The college’s OpenStack cloud met the following use case goals:
- Supports faculty in their research by providing fast and convenient computing and storage resources
- Provides comprehensive file sharing and synchronization (via OwnCloud on the OpenStack cloud) to store sensitive data as part of the university’s security initiative
- Runs the workloads of public website, intranet, and student information systems
“OpenStack was a very attractive option for us to get started and to learn about technology, and ultimately be creative with it,” McKimmy said.
“We are not in the business of doing IT,” McKimmy said. “We are in the business of teaching courses and providing educational services at the undergraduate and graduate level, all the way through doctorate.” Using OpenStack lets the College of Education focus on its core competency—academia—and still take advantage of technology that the faculty can integrate into their coursework and research.
What UHM COE Likes About OpenStack
The College of Education’s IT staff was surprised about OpenStack’s ability to tie into other systems, and appreciated its flexibility. “We started out not utilizing any object storage at all, just doing box storage in Essex,” a staffer said. “We never really ran a Swift cluster, but now we actually run Ceph, so it was great just to turn it around and be able to say, well, you know what, maybe Swift is not for us, maybe Ceph is better, in our case. It’s really more customizable than I originally thought.”
What OpenStack Still Needs
As OpenStack has evolved from the realm of large enterprises managed by server and virtualization pros, it needs to become easier to use, the College of Education staff said.They would like to see an improved graphical user interface. While Horizon is great, one staff member noted, it’s not complete, and it’s often not intuitive for non-techies to understand what’s going on.
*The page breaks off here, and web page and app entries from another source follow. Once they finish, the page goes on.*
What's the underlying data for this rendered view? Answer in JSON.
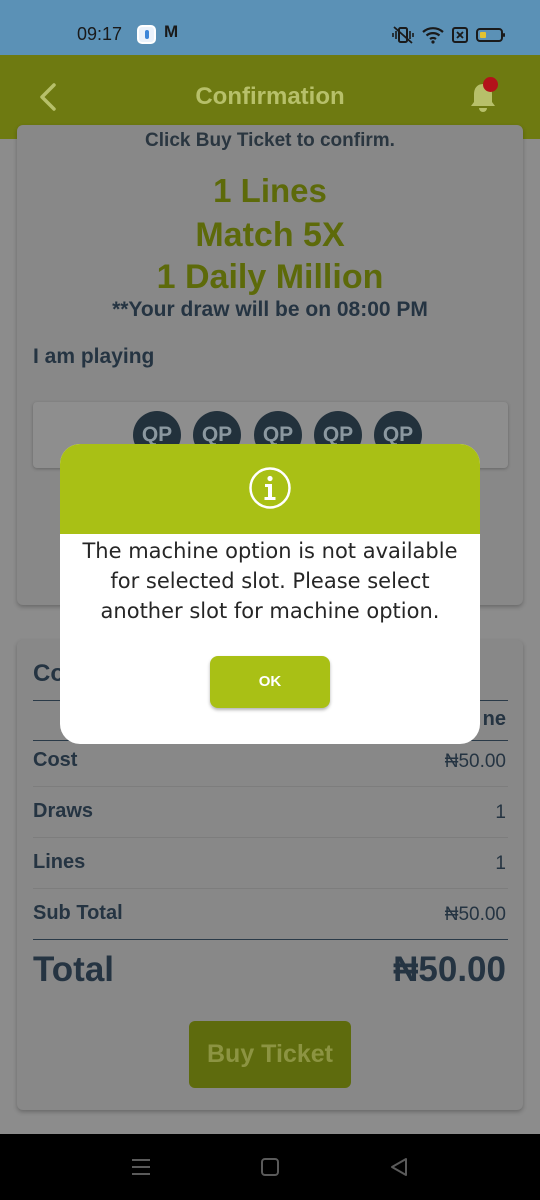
{
  "status_bar": {
    "time": "09:17",
    "mail_glyph": "M",
    "icons": [
      "app-notification-icon",
      "mail-icon",
      "vibrate-icon",
      "wifi-icon",
      "sim-icon",
      "battery-icon"
    ]
  },
  "header": {
    "title": "Confirmation",
    "back_icon": "chevron-left-icon",
    "bell_icon": "bell-icon"
  },
  "ticket": {
    "instruction": "Click Buy Ticket to confirm.",
    "lines_text": "1 Lines",
    "game_text": "Match 5X",
    "draws_text": "1  Daily Million",
    "draw_time_text": "**Your draw will be on 08:00 PM",
    "playing_label": "I am playing",
    "numbers": [
      "QP",
      "QP",
      "QP",
      "QP",
      "QP"
    ]
  },
  "cost": {
    "heading_visible": "Co",
    "column_header_visible": "ne",
    "rows": [
      {
        "label": "Cost",
        "value": "₦50.00"
      },
      {
        "label": "Draws",
        "value": "1"
      },
      {
        "label": "Lines",
        "value": "1"
      },
      {
        "label": "Sub Total",
        "value": "₦50.00"
      }
    ],
    "total_label": "Total",
    "total_value": "₦50.00",
    "buy_label": "Buy Ticket"
  },
  "dialog": {
    "icon": "info-icon",
    "message": "The machine option is not available for selected slot. Please select another slot for machine option.",
    "ok_label": "OK"
  },
  "colors": {
    "accent": "#a9c015",
    "header_dimmed": "#6e7a11",
    "text_dark": "#253442",
    "notification_dot": "#b3121a"
  },
  "nav": {
    "icons": [
      "menu-icon",
      "home-icon",
      "back-triangle-icon"
    ]
  }
}
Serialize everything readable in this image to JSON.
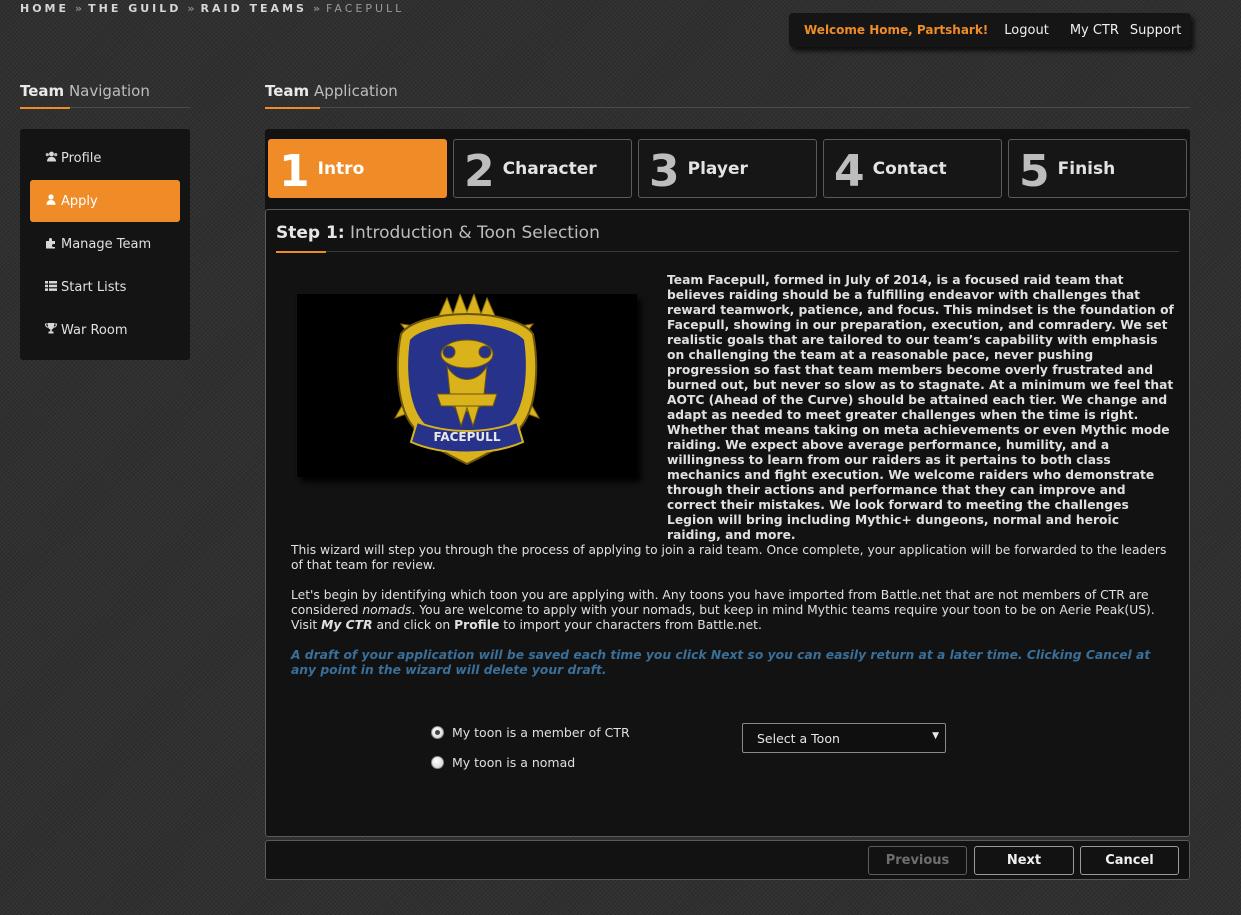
{
  "breadcrumb": {
    "items": [
      "HOME",
      "THE GUILD",
      "RAID TEAMS"
    ],
    "separator": "»",
    "current": "FACEPULL"
  },
  "topbar": {
    "welcome": "Welcome Home, Partshark!",
    "logout": "Logout",
    "my_ctr": "My CTR",
    "support": "Support"
  },
  "sidebar": {
    "title_bold": "Team",
    "title_rest": " Navigation",
    "items": [
      {
        "label": "Profile",
        "icon": "users-icon"
      },
      {
        "label": "Apply",
        "icon": "user-icon",
        "active": true
      },
      {
        "label": "Manage Team",
        "icon": "puzzle-icon"
      },
      {
        "label": "Start Lists",
        "icon": "list-icon"
      },
      {
        "label": "War Room",
        "icon": "trophy-icon"
      }
    ]
  },
  "main": {
    "title_bold": "Team",
    "title_rest": " Application"
  },
  "steps": [
    {
      "num": "1",
      "label": "Intro",
      "active": true
    },
    {
      "num": "2",
      "label": "Character"
    },
    {
      "num": "3",
      "label": "Player"
    },
    {
      "num": "4",
      "label": "Contact"
    },
    {
      "num": "5",
      "label": "Finish"
    }
  ],
  "panel": {
    "title_bold": "Step 1:",
    "title_rest": " Introduction & Toon Selection",
    "logo_text": "FACEPULL",
    "intro": "Team Facepull, formed in July of 2014, is a focused raid team that believes raiding should be a fulfilling endeavor with challenges that reward teamwork, patience, and focus. This mindset is the foundation of Facepull, showing in our preparation, execution, and comradery. We set realistic goals that are tailored to our team’s capability with emphasis on challenging the team at a reasonable pace, never pushing progression so fast that team members become overly frustrated and burned out, but never so slow as to stagnate. At a minimum we feel that AOTC (Ahead of the Curve) should be attained each tier. We change and adapt as needed to meet greater challenges when the time is right. Whether that means taking on meta achievements or even Mythic mode raiding. We expect above average performance, humility, and a willingness to learn from our raiders as it pertains to both class mechanics and fight execution. We welcome raiders who demonstrate through their actions and performance that they can improve and correct their mistakes. We look forward to meeting the challenges Legion will bring including Mythic+ dungeons, normal and heroic raiding, and more.",
    "wizard_note": "This wizard will step you through the process of applying to join a raid team. Once complete, your application will be forwarded to the leaders of that team for review.",
    "toon_p1": "Let's begin by identifying which toon you are applying with. Any toons you have imported from Battle.net that are not members of CTR are considered ",
    "toon_nomads": "nomads",
    "toon_p2": ". You are welcome to apply with your nomads, but keep in mind Mythic teams require your toon to be on Aerie Peak(US). Visit ",
    "toon_myctr": "My CTR",
    "toon_p3": " and click on ",
    "toon_profile": "Profile",
    "toon_p4": " to import your characters from Battle.net.",
    "draft_note": "A draft of your application will be saved each time you click Next so you can easily return at a later time. Clicking Cancel at any point in the wizard will delete your draft.",
    "radio_member": "My toon is a member of CTR",
    "radio_nomad": "My toon is a nomad",
    "select_value": "Select a Toon"
  },
  "footer": {
    "previous": "Previous",
    "next": "Next",
    "cancel": "Cancel"
  },
  "colors": {
    "accent": "#ef8c27",
    "draft_text": "#3a6f99",
    "panel_bg": "#121212"
  }
}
No two OpenStack installations are alike, and the documentation doesn’t always reflect the interdependencies. “It would be great if the command line utilities or Horizon would tell me that this is actually not a good idea—this will actually break your installation, and you are going to be in deep trouble if you execute this command right now,” a former IT staffer said. “OpenStack has a very comprehensive Wiki, but it doesn’t explain everything.”
What’s the most important takeaway from the College of Education’s OpenStack experience so far? “Find the right partner who is able to deliver a production cloud and not [just] some form of lab environment, which I can set up myself.”